** TASK STATEMENT **
Retype the listing that follows without a single change.

Top of RECORDS FOR THIS EXERCISE

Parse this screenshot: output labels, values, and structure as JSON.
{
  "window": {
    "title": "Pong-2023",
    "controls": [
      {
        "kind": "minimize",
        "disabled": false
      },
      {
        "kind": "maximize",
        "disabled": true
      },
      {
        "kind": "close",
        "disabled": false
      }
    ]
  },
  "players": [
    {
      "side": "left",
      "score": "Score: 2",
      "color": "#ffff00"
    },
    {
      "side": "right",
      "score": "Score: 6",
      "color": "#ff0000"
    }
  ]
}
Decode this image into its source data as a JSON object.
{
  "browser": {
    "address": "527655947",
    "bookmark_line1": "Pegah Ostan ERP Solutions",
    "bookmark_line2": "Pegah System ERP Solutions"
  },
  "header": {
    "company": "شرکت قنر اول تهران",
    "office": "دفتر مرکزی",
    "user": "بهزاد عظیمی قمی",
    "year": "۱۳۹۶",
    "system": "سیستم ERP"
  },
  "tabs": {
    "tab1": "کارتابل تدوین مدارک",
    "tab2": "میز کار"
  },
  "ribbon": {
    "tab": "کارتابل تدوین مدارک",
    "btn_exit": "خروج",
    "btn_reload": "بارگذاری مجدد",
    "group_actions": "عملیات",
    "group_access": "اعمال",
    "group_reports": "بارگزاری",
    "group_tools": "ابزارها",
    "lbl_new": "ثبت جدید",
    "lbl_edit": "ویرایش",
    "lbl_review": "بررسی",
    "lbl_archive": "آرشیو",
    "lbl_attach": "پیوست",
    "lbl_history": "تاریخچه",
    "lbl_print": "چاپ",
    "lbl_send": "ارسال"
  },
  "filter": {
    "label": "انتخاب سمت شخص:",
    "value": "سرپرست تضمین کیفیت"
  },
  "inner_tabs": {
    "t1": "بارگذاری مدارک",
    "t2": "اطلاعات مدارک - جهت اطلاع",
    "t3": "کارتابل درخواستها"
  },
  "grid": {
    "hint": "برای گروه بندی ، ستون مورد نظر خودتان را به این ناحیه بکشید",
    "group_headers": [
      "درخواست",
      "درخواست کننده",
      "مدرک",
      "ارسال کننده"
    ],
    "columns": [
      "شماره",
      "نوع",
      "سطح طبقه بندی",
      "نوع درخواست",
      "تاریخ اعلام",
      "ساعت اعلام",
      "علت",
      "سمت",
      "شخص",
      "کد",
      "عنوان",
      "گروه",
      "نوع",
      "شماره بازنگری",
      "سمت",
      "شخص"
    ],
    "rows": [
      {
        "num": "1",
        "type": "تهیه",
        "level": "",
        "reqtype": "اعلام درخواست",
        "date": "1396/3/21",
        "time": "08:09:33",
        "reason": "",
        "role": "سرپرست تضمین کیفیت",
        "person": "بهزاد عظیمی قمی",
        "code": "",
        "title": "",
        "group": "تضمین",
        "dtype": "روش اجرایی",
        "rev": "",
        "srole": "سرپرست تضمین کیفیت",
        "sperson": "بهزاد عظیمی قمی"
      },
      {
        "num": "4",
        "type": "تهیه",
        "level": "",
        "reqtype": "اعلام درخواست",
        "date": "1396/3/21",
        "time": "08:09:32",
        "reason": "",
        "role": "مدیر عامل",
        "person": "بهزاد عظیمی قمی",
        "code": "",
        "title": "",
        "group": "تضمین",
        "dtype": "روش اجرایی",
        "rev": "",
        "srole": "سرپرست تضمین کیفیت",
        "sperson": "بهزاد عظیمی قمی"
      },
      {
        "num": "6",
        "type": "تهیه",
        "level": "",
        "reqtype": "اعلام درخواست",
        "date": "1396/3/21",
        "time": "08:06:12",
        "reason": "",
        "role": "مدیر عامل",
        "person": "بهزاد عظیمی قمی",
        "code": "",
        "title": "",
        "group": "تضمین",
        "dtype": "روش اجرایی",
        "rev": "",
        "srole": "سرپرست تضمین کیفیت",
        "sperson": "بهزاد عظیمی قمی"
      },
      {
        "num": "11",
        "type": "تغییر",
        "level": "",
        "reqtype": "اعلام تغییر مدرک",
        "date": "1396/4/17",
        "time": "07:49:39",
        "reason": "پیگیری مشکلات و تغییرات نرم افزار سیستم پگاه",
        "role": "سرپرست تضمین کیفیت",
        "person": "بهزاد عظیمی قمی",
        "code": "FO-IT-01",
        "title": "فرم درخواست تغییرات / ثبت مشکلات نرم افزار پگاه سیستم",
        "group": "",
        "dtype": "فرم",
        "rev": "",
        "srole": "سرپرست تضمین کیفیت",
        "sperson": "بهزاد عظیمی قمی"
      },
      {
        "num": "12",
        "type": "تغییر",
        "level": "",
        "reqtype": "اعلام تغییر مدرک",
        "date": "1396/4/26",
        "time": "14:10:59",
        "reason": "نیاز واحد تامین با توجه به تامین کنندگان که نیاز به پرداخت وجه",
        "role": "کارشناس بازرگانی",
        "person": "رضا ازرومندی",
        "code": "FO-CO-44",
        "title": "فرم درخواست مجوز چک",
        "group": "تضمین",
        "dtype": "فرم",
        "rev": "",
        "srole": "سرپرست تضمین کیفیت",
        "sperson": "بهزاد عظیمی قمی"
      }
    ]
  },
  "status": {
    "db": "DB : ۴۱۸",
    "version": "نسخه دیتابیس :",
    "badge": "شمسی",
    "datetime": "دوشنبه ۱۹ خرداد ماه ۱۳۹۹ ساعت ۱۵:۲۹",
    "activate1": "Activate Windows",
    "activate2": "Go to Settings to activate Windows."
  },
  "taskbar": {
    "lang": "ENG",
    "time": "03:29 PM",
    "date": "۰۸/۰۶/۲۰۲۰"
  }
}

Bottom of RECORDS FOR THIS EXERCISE

** YOUR RESPONSE **
Parse this screenshot: output labels, values, and structure as JSON.
{
  "window": {
    "title": "Pong-2023",
    "controls": [
      {
        "kind": "minimize",
        "disabled": false
      },
      {
        "kind": "maximize",
        "disabled": true
      },
      {
        "kind": "close",
        "disabled": false
      }
    ]
  },
  "players": [
    {
      "side": "left",
      "score": "Score: 2",
      "color": "#ffff00"
    },
    {
      "side": "right",
      "score": "Score: 6",
      "color": "#ff0000"
    }
  ]
}
Decode this image into its source data as a JSON object.
{
  "browser": {
    "address": "527655947",
    "bookmark_line1": "Pegah Ostan ERP Solutions",
    "bookmark_line2": "Pegah System ERP Solutions"
  },
  "header": {
    "company": "شرکت قنر اول تهران",
    "office": "دفتر مرکزی",
    "user": "بهزاد عظیمی قمی",
    "year": "۱۳۹۶",
    "system": "سیستم ERP"
  },
  "tabs": {
    "tab1": "کارتابل تدوین مدارک",
    "tab2": "میز کار"
  },
  "ribbon": {
    "tab": "کارتابل تدوین مدارک",
    "btn_exit": "خروج",
    "btn_reload": "بارگذاری مجدد",
    "group_actions": "عملیات",
    "group_access": "اعمال",
    "group_reports": "بارگزاری",
    "group_tools": "ابزارها",
    "lbl_new": "ثبت جدید",
    "lbl_edit": "ویرایش",
    "lbl_review": "بررسی",
    "lbl_archive": "آرشیو",
    "lbl_attach": "پیوست",
    "lbl_history": "تاریخچه",
    "lbl_print": "چاپ",
    "lbl_send": "ارسال"
  },
  "filter": {
    "label": "انتخاب سمت شخص:",
    "value": "سرپرست تضمین کیفیت"
  },
  "inner_tabs": {
    "t1": "بارگذاری مدارک",
    "t2": "اطلاعات مدارک - جهت اطلاع",
    "t3": "کارتابل درخواستها"
  },
  "grid": {
    "hint": "برای گروه بندی ، ستون مورد نظر خودتان را به این ناحیه بکشید",
    "group_headers": [
      "درخواست",
      "درخواست کننده",
      "مدرک",
      "ارسال کننده"
    ],
    "columns": [
      "شماره",
      "نوع",
      "سطح طبقه بندی",
      "نوع درخواست",
      "تاریخ اعلام",
      "ساعت اعلام",
      "علت",
      "سمت",
      "شخص",
      "کد",
      "عنوان",
      "گروه",
      "نوع",
      "شماره بازنگری",
      "سمت",
      "شخص"
    ],
    "rows": [
      {
        "num": "1",
        "type": "تهیه",
        "level": "",
        "reqtype": "اعلام درخواست",
        "date": "1396/3/21",
        "time": "08:09:33",
        "reason": "",
        "role": "سرپرست تضمین کیفیت",
        "person": "بهزاد عظیمی قمی",
        "code": "",
        "title": "",
        "group": "تضمین",
        "dtype": "روش اجرایی",
        "rev": "",
        "srole": "سرپرست تضمین کیفیت",
        "sperson": "بهزاد عظیمی قمی"
      },
      {
        "num": "4",
        "type": "تهیه",
        "level": "",
        "reqtype": "اعلام درخواست",
        "date": "1396/3/21",
        "time": "08:09:32",
        "reason": "",
        "role": "مدیر عامل",
        "person": "بهزاد عظیمی قمی",
        "code": "",
        "title": "",
        "group": "تضمین",
        "dtype": "روش اجرایی",
        "rev": "",
        "srole": "سرپرست تضمین کیفیت",
        "sperson": "بهزاد عظیمی قمی"
      },
      {
        "num": "6",
        "type": "تهیه",
        "level": "",
        "reqtype": "اعلام درخواست",
        "date": "1396/3/21",
        "time": "08:06:12",
        "reason": "",
        "role": "مدیر عامل",
        "person": "بهزاد عظیمی قمی",
        "code": "",
        "title": "",
        "group": "تضمین",
        "dtype": "روش اجرایی",
        "rev": "",
        "srole": "سرپرست تضمین کیفیت",
        "sperson": "بهزاد عظیمی قمی"
      },
      {
        "num": "11",
        "type": "تغییر",
        "level": "",
        "reqtype": "اعلام تغییر مدرک",
        "date": "1396/4/17",
        "time": "07:49:39",
        "reason": "پیگیری مشکلات و تغییرات نرم افزار سیستم پگاه",
        "role": "سرپرست تضمین کیفیت",
        "person": "بهزاد عظیمی قمی",
        "code": "FO-IT-01",
        "title": "فرم درخواست تغییرات / ثبت مشکلات نرم افزار پگاه سیستم",
        "group": "",
        "dtype": "فرم",
        "rev": "",
        "srole": "سرپرست تضمین کیفیت",
        "sperson": "بهزاد عظیمی قمی"
      },
      {
        "num": "12",
        "type": "تغییر",
        "level": "",
        "reqtype": "اعلام تغییر مدرک",
        "date": "1396/4/26",
        "time": "14:10:59",
        "reason": "نیاز واحد تامین با توجه به تامین کنندگان که نیاز به پرداخت وجه",
        "role": "کارشناس بازرگانی",
        "person": "رضا ازرومندی",
        "code": "FO-CO-44",
        "title": "فرم درخواست مجوز چک",
        "group": "تضمین",
        "dtype": "فرم",
        "rev": "",
        "srole": "سرپرست تضمین کیفیت",
        "sperson": "بهزاد عظیمی قمی"
      }
    ]
  },
  "status": {
    "db": "DB : ۴۱۸",
    "version": "نسخه دیتابیس :",
    "badge": "شمسی",
    "datetime": "دوشنبه ۱۹ خرداد ماه ۱۳۹۹ ساعت ۱۵:۲۹",
    "activate1": "Activate Windows",
    "activate2": "Go to Settings to activate Windows."
  },
  "taskbar": {
    "lang": "ENG",
    "time": "03:29 PM",
    "date": "۰۸/۰۶/۲۰۲۰"
  }
}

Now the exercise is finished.